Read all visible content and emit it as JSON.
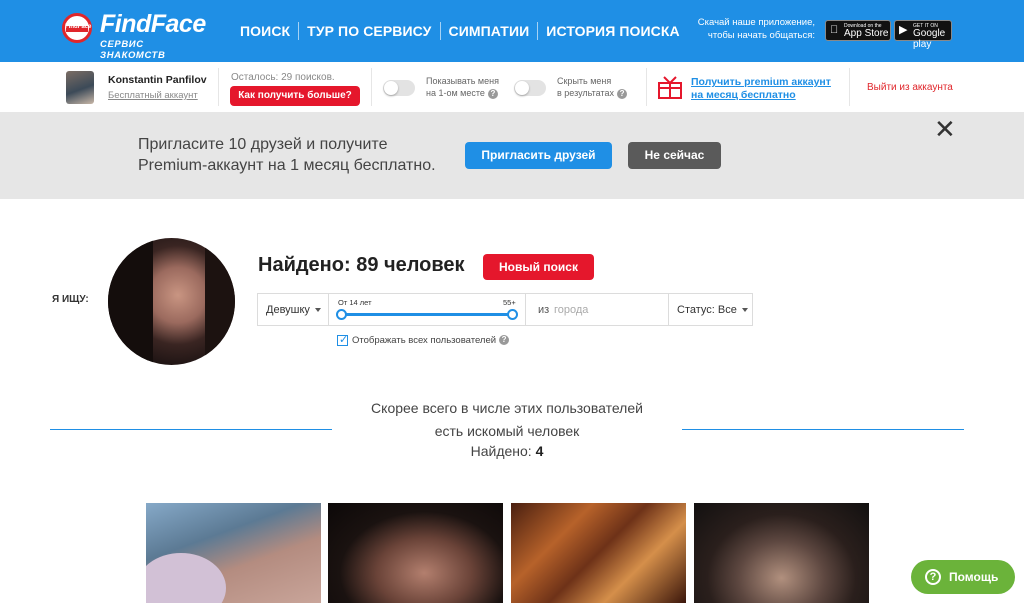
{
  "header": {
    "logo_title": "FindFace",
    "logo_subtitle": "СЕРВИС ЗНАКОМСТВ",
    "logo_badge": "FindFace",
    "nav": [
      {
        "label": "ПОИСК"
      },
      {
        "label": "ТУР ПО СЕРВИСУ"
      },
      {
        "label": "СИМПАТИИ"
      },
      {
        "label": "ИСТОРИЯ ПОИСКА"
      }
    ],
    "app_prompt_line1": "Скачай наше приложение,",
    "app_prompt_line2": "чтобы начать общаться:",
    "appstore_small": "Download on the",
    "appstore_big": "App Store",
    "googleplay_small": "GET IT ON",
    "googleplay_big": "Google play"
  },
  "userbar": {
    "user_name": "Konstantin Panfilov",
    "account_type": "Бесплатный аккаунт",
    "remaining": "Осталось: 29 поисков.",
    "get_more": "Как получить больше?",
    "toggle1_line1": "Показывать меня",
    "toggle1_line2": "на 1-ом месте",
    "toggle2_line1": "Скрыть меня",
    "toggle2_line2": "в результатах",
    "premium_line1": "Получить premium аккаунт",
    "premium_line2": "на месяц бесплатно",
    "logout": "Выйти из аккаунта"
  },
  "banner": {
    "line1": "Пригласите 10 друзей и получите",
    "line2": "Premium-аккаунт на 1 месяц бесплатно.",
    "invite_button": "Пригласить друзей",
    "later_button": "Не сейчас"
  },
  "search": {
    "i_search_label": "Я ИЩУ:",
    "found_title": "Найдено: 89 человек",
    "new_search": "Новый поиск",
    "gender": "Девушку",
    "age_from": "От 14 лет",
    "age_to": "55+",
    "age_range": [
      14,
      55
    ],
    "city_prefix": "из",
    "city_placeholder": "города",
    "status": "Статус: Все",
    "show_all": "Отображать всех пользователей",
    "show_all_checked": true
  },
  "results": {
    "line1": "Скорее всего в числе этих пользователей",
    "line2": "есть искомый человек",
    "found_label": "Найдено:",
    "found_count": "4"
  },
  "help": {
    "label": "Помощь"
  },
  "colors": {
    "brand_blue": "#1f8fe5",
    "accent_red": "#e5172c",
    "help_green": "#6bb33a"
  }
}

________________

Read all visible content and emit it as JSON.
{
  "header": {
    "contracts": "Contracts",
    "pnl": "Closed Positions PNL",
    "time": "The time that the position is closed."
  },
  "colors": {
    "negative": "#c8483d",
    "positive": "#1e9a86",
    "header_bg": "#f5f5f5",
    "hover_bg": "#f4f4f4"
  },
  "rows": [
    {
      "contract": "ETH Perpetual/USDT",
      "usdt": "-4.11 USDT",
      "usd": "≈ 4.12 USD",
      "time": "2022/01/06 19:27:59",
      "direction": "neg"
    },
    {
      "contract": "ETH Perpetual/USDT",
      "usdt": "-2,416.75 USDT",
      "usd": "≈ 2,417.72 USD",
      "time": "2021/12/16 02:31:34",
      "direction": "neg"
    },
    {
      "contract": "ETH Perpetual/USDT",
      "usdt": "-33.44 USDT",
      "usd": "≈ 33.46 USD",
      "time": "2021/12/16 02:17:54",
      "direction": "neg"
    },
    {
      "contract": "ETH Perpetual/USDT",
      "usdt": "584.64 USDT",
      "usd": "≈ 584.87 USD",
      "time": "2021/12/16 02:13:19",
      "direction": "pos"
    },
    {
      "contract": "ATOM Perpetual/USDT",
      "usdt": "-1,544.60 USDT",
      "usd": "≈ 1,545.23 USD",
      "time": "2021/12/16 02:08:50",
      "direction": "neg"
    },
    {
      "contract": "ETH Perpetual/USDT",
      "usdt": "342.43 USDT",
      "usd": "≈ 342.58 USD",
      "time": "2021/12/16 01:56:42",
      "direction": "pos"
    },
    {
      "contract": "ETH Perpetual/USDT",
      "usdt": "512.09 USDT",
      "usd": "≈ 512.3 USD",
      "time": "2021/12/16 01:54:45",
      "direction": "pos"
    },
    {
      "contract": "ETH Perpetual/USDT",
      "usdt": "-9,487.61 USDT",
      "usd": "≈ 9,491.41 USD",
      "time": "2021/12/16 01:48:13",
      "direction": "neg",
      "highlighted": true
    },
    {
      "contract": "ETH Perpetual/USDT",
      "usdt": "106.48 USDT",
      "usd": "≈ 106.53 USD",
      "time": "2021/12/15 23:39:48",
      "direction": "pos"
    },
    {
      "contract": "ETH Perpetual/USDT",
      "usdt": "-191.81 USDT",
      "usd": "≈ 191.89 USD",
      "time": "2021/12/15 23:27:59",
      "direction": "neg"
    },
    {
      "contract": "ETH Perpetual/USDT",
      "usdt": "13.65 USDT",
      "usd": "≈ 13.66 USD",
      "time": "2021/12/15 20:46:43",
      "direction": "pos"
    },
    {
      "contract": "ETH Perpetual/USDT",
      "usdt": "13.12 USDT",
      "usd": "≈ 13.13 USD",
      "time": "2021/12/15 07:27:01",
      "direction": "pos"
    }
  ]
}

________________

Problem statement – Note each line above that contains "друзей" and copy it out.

Result of this task –
    "line1": "Пригласите 10 друзей и получите",
    "invite_button": "Пригласить друзей",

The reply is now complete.